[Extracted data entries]
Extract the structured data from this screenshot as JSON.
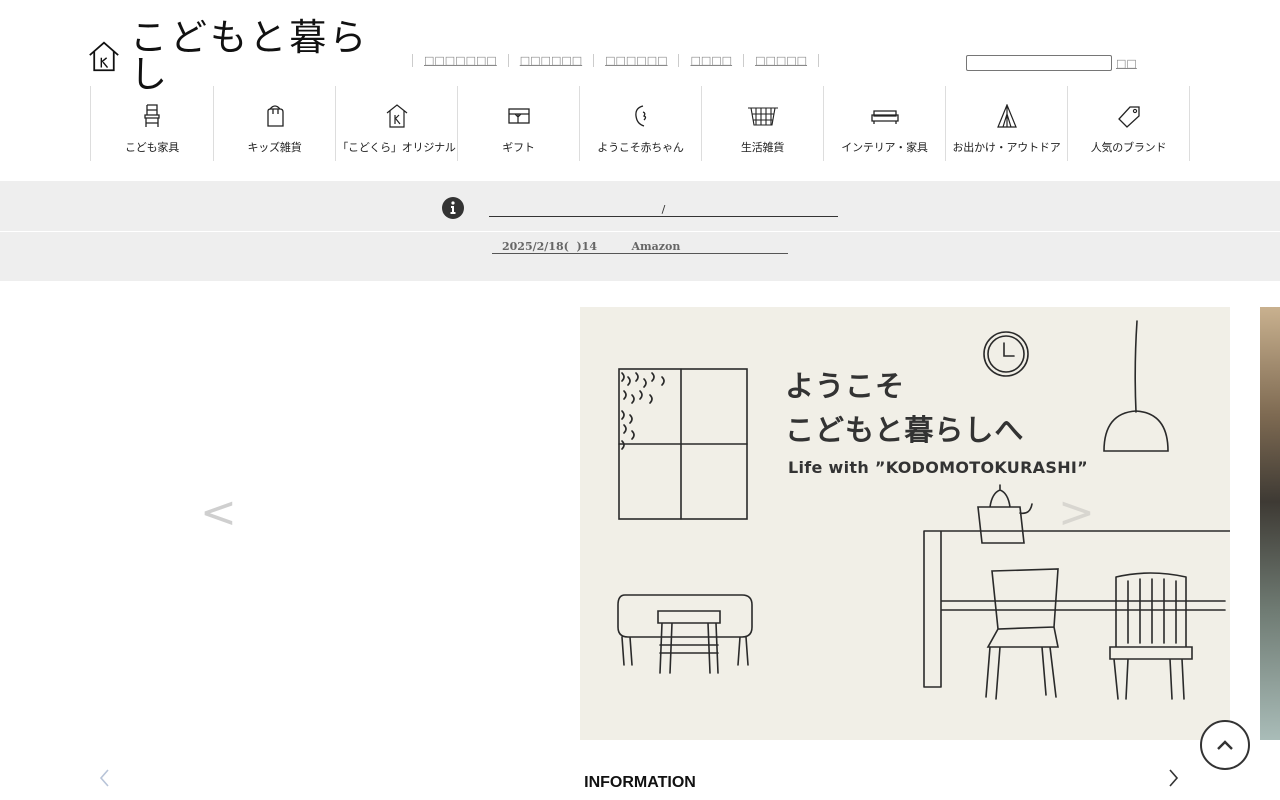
{
  "site": {
    "logo_text": "こどもと暮らし"
  },
  "header": {
    "links": [
      "□□□□□□□",
      "□□□□□□",
      "□□□□□□",
      "□□□□",
      "□□□□□"
    ],
    "search": {
      "value": "",
      "button_label": "□□"
    }
  },
  "categories": [
    {
      "label": "こども家具",
      "icon": "chair-icon"
    },
    {
      "label": "キッズ雑貨",
      "icon": "backpack-icon"
    },
    {
      "label": "「こどくら」オリジナル",
      "icon": "house-logo-icon"
    },
    {
      "label": "ギフト",
      "icon": "gift-icon"
    },
    {
      "label": "ようこそ赤ちゃん",
      "icon": "baby-icon"
    },
    {
      "label": "生活雑貨",
      "icon": "basket-icon"
    },
    {
      "label": "インテリア・家具",
      "icon": "sofa-icon"
    },
    {
      "label": "お出かけ・アウトドア",
      "icon": "tent-icon"
    },
    {
      "label": "人気のブランド",
      "icon": "tag-icon"
    }
  ],
  "notice": {
    "line1": "/",
    "line2": "2025/2/18(  )14         Amazon"
  },
  "hero": {
    "heading_line1": "ようこそ",
    "heading_line2": "こどもと暮らしへ",
    "subtitle": "Life with ”KODOMOTOKURASHI”",
    "prev_arrow": "<",
    "next_arrow": ">"
  },
  "information": {
    "title": "INFORMATION"
  },
  "colors": {
    "notice_bg": "#eeeeee",
    "hero_bg": "#f1efe7",
    "text": "#222222"
  }
}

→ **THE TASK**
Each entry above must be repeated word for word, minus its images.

→ **FINISHED EXERCISE**
Extract the structured data from this screenshot as JSON.
{
  "site": {
    "logo_text": "こどもと暮らし"
  },
  "header": {
    "links": [
      "□□□□□□□",
      "□□□□□□",
      "□□□□□□",
      "□□□□",
      "□□□□□"
    ],
    "search": {
      "value": "",
      "button_label": "□□"
    }
  },
  "categories": [
    {
      "label": "こども家具",
      "icon": "chair-icon"
    },
    {
      "label": "キッズ雑貨",
      "icon": "backpack-icon"
    },
    {
      "label": "「こどくら」オリジナル",
      "icon": "house-logo-icon"
    },
    {
      "label": "ギフト",
      "icon": "gift-icon"
    },
    {
      "label": "ようこそ赤ちゃん",
      "icon": "baby-icon"
    },
    {
      "label": "生活雑貨",
      "icon": "basket-icon"
    },
    {
      "label": "インテリア・家具",
      "icon": "sofa-icon"
    },
    {
      "label": "お出かけ・アウトドア",
      "icon": "tent-icon"
    },
    {
      "label": "人気のブランド",
      "icon": "tag-icon"
    }
  ],
  "notice": {
    "line1": "/",
    "line2": "2025/2/18(  )14         Amazon"
  },
  "hero": {
    "heading_line1": "ようこそ",
    "heading_line2": "こどもと暮らしへ",
    "subtitle": "Life with ”KODOMOTOKURASHI”",
    "prev_arrow": "<",
    "next_arrow": ">"
  },
  "information": {
    "title": "INFORMATION"
  },
  "colors": {
    "notice_bg": "#eeeeee",
    "hero_bg": "#f1efe7",
    "text": "#222222"
  }
}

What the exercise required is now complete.